Just because we have a Black History Month doesn't mean that the story of Black folk will be integrated into the general American story, it may in fact justify their continued exclusion.

Just because we name a road after Dr. Martin Luther King doesn't mean that we recognize the accomplishments of local Black people, it may in fact hinder their recognition.

-By Jesse

6 comments:

Mrs Mecomber said...

Maybe City Hall put up this plaque in the heart of a blasted post-industrial ghetto so the reams and reams of the prostitutes (see today's headline at Utica OD (http://www.uticaod.com/apps/pbcs.dll/article?AID=/20060918/NEWS/609180301/1001) roaming the area would know that they could get a life.

Jesse said...

If that's the case, then it seems to me to be an even greater waste of funds. People turn to prostitution out of desperation, the article you mention here cites drug addiction, and what they need is not to be shamed or guilted into giving up their professions but assistance in breaking the debt/addiction cycle. Will telling a poor working-class woman with a drug addiction and no other hope for employment the story of some middle class woman's successes in the Rotary really help matters?

Natalie said...

Inclusion of those long excluded from history is often a double edged sword.

The desire to do so leads to an elevated recognition of the previously excluded history in the form of a historical character who stands as the exemplar, proclaiming "look! we're trying to correct the ills of the past!" The consequence of this type of treatment is tokenism and pigeonholing and a seperate history, but possibly worse is the idea of a one dimensional history.

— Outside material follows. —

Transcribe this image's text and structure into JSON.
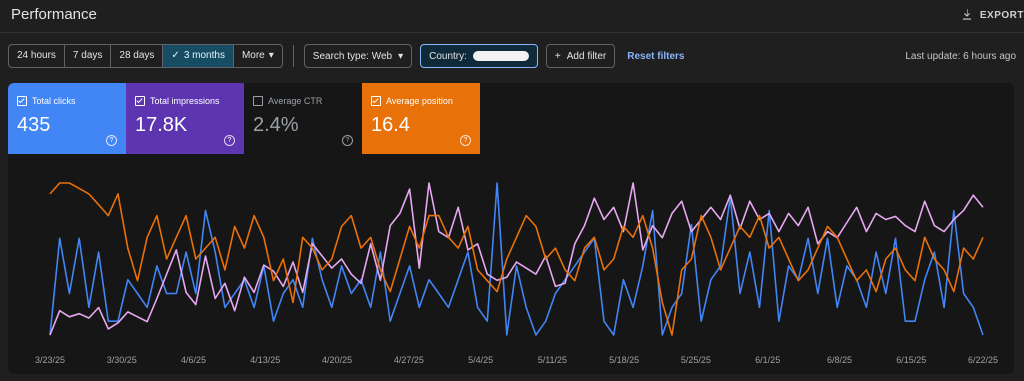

The women and minorities become noted for a struggle against adversity and little more, which is a pretty shallow view. Martin Luther King, Jr. is an excellent example; he is held up as a symbol of the civil rights movement, a movement that was actually quite multifaceted with differing views within its leadership.

The preservation of history is always a reflection on the time and place of its preservation, and these 'token' monuments will be too. The bright side of course is that when critical minds take a look at them and say "wait, this isn't entirely accurate" and a change occurs, in this case (I hope) a change towards more holistic historical view. The same way the people who put up these monuments looked at the history excluding minorities and women at that time and said "wait..."

Natalie said...

on a less general/philisophical note, who would put a monument in a median? unless the person was involved in some sort of transportation reform, it just seems silly.

medians are big news today.

joe said...

Post-industrial ghetto is a bit much; the area holds a business college, local newspaper, train station, childrens museum.

Natalie said...

Post-industrial ghetto may be a hyperbolization, but things are far from hunky-dorry in Utica. However, out of adversity can come interesting things : http://www.vincentwinter.com/vw/Utica.html